Ben Stiller Talks Memorial Plans for Late Father Jerry Stiller
By Zach Seemayer
Lindsay Brice/Getty Images
In lieu of being able to gather together with family for a memorial service, Ben Stiller is celebrating his late father's life and legacy on TV with Jimmy Fallon.
Ben joined Fallon via video chat during Tuesday's Tonight Show: Home Edition, and he shared some sweet, hilarious memories of father Jerry Stiller, who died earlier this month at the age of 92.
As the chat started, Ben explained that he was excited to talk about his dad, because the ongoing coronavirus outbreak made it impossible for the family to come together. Although he holds out hope for the future.
"I figured it would be good to do it, because it would be a chance to talk about my dad a little bit," the comic actor said. "It's a weird time now, you know, and people can't really gather together, and you can't do sort of a [service]."
"I think somewhere down the line we'll do a memorial for him, when everybody can get together," he continued. "Because there's so many people who loved him and who he worked with. But I thought it would be nice to be able to just have a moment to celebrate him a little bit."
Since his death, many of Jerry's fans and comics who'd worked with him have sent their condolences and memories, which Ben said has been a great indicator of how special his father was.
"There's a lot of people who have reached out, which has been really nice. I mean, just to feel how much he touched people, how much enjoyment he gave people, because I know that he would have felt good about all this," Ben said. "If you'd ask him, like, 'Do you care about all of, like, the show business aspect of things?' He really did, but he'd always say, 'But what I really care about is my kids and my kids being happy.'"
Ben said his father "came to everything" he did when he was starting out in acting, and that he was a "very, very supportive dad." He was also, according to a few of the hilarious anecdotes Ben told about his dad, a person who wouldn't hold back his true feelings.
"He came to Ella, my daughter's, fourth grade play, they were doing Legend of Sleepy Hollow, and he came to see it at school, and afterwards I said, 'Dad, what'd you think?' And he said, 'I didn't care for it, didn't care for it,'" Ben recalled with a laugh. "I said, 'Dad, what are you talking about?' And he goes, 'Ella was amazing. Ella had the commitment and she was shining up there, but I didn't feel like the rest of the kids were up to it."
"And he wasn't kidding!" Ben continued. "My mom was like, "Jerry, what the hell are you talking about? It's a fourth grade play!' And he goes, 'I just didn't feel it.' And it was so funny because it really bothered him!"
That being said, Ben explained how he was a very loving father, even when he was a bit out of his depth in terms of the the advice he could give.
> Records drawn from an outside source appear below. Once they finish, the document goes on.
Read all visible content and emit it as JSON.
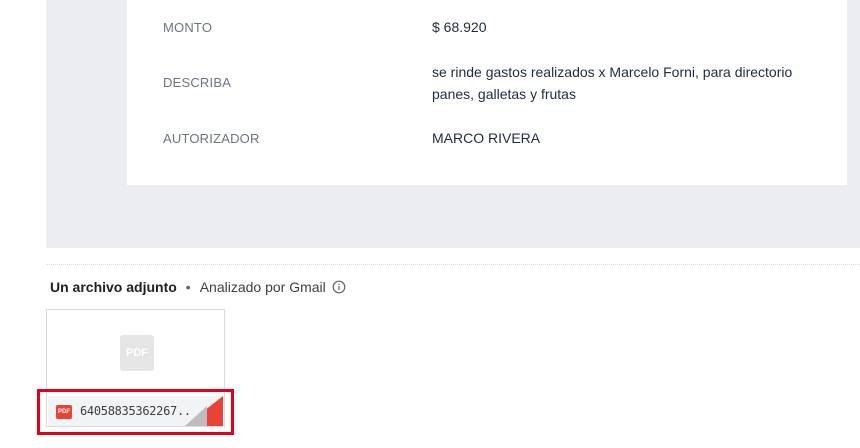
{
  "fields": [
    {
      "label": "MONTO",
      "value": "$ 68.920"
    },
    {
      "label": "DESCRIBA",
      "value": "se rinde gastos realizados x Marcelo Forni, para directorio panes, galletas y frutas"
    },
    {
      "label": "AUTORIZADOR",
      "value": "MARCO RIVERA"
    }
  ],
  "attachments": {
    "title": "Un archivo adjunto",
    "separator": "•",
    "scanned_by": "Analizado por Gmail",
    "info_icon": "info-icon",
    "file": {
      "thumb_label": "PDF",
      "badge_label": "PDF",
      "name": "64058835362267...",
      "icon": "pdf-icon"
    }
  },
  "colors": {
    "email_background": "#ecedf0",
    "label_text": "#6b7384",
    "value_text": "#1f2a44",
    "pdf_red": "#ea4335",
    "highlight": "#e2001a"
  }
}
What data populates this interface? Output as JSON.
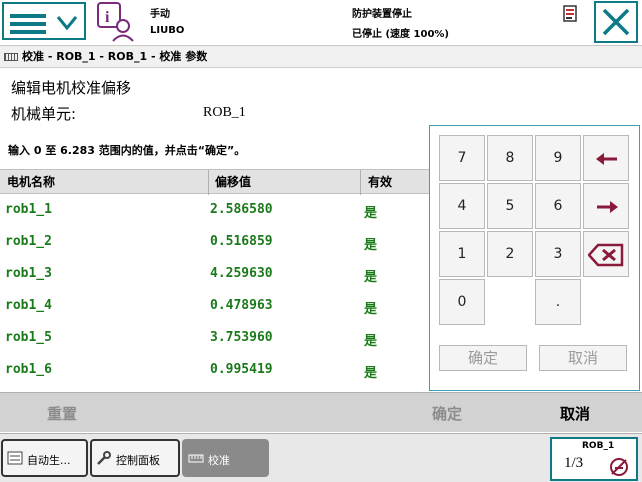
{
  "status": {
    "mode": "手动",
    "controller": "LIUBO",
    "state": "防护装置停止",
    "speed": "已停止 (速度 100%)"
  },
  "breadcrumb": "校准 - ROB_1 - ROB_1 - 校准 参数",
  "page": {
    "title": "编辑电机校准偏移",
    "unit_label": "机械单元:",
    "unit_value": "ROB_1",
    "instruction": "输入 0 至 6.283 范围内的值，并点击“确定”。"
  },
  "table": {
    "headers": [
      "电机名称",
      "偏移值",
      "有效"
    ],
    "rows": [
      {
        "name": "rob1_1",
        "offset": "2.586580",
        "valid": "是"
      },
      {
        "name": "rob1_2",
        "offset": "0.516859",
        "valid": "是"
      },
      {
        "name": "rob1_3",
        "offset": "4.259630",
        "valid": "是"
      },
      {
        "name": "rob1_4",
        "offset": "0.478963",
        "valid": "是"
      },
      {
        "name": "rob1_5",
        "offset": "3.753960",
        "valid": "是"
      },
      {
        "name": "rob1_6",
        "offset": "0.995419",
        "valid": "是"
      }
    ]
  },
  "keypad": {
    "keys": [
      "7",
      "8",
      "9",
      "4",
      "5",
      "6",
      "1",
      "2",
      "3",
      "0",
      "."
    ],
    "ok_label": "确定",
    "cancel_label": "取消"
  },
  "commands": {
    "reset": "重置",
    "ok": "确定",
    "cancel": "取消"
  },
  "taskbar": {
    "items": [
      "自动生...",
      "控制面板",
      "校准"
    ],
    "quickset_label": "ROB_1",
    "quickset_fraction": "1/3"
  },
  "colors": {
    "accent": "#0d7a86",
    "value_green": "#1a7a1a"
  }
}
"When I was 16 years old, I had a friend, and, you know, we experimented and tried LSD, which was the first and last time I took it. It was not a fun experience for me," Ben recalled. "I got freaked out, scared, and my first instinct was, 'I'm going to call my parents.' Because every kid calls his parents on LSD, right?"
"But I guess maybe that speaks to our relationship too, because I felt like, 'Okay, that's where I wanted to go.' And they happened to be in Los Angeles, shooting a Love Boat episode," Ben continued. "And my parents were not really into the drug world, I'd say… So I called and I said, 'Dad, I took some acid.' And I think his first thought was acid, like I drank battery acid."
"I said, 'No, it was LSD.' And I could just sort of hear him, like, the silence on the other end of the phone, I think he had that feeling of, 'Oh, I've failed as a parent.' And then the next thing he said was, 'It's going to be okay,' and he started to talk me down, even though he knew nothing about drugs," Ben remembered. "He said, 'I know what you're feeling. When I was 10 years old, I smoked a Pall Mall cigarette and I was sick for two days.' And I said, 'No it's not - this is different.'"
After sharing some heartfelt memories, Ben explained that his " heart goes out to all those people" who have lost loved ones during this frightening time, and weren't able to be with them in the last days.
"I feel very fortunate that I was able to be with my dad, you know, it's not like that for so many people right now," he shared.
"The last week or two were tougher for him. But he went peacefully, and he had a sense of humor, for sure, until the end," Ben says. "I hesitate to call it a sense of humor. He was just funny, and so he was always himself. He was almost ninety-three, and I think his body was kind of at that point where it was time."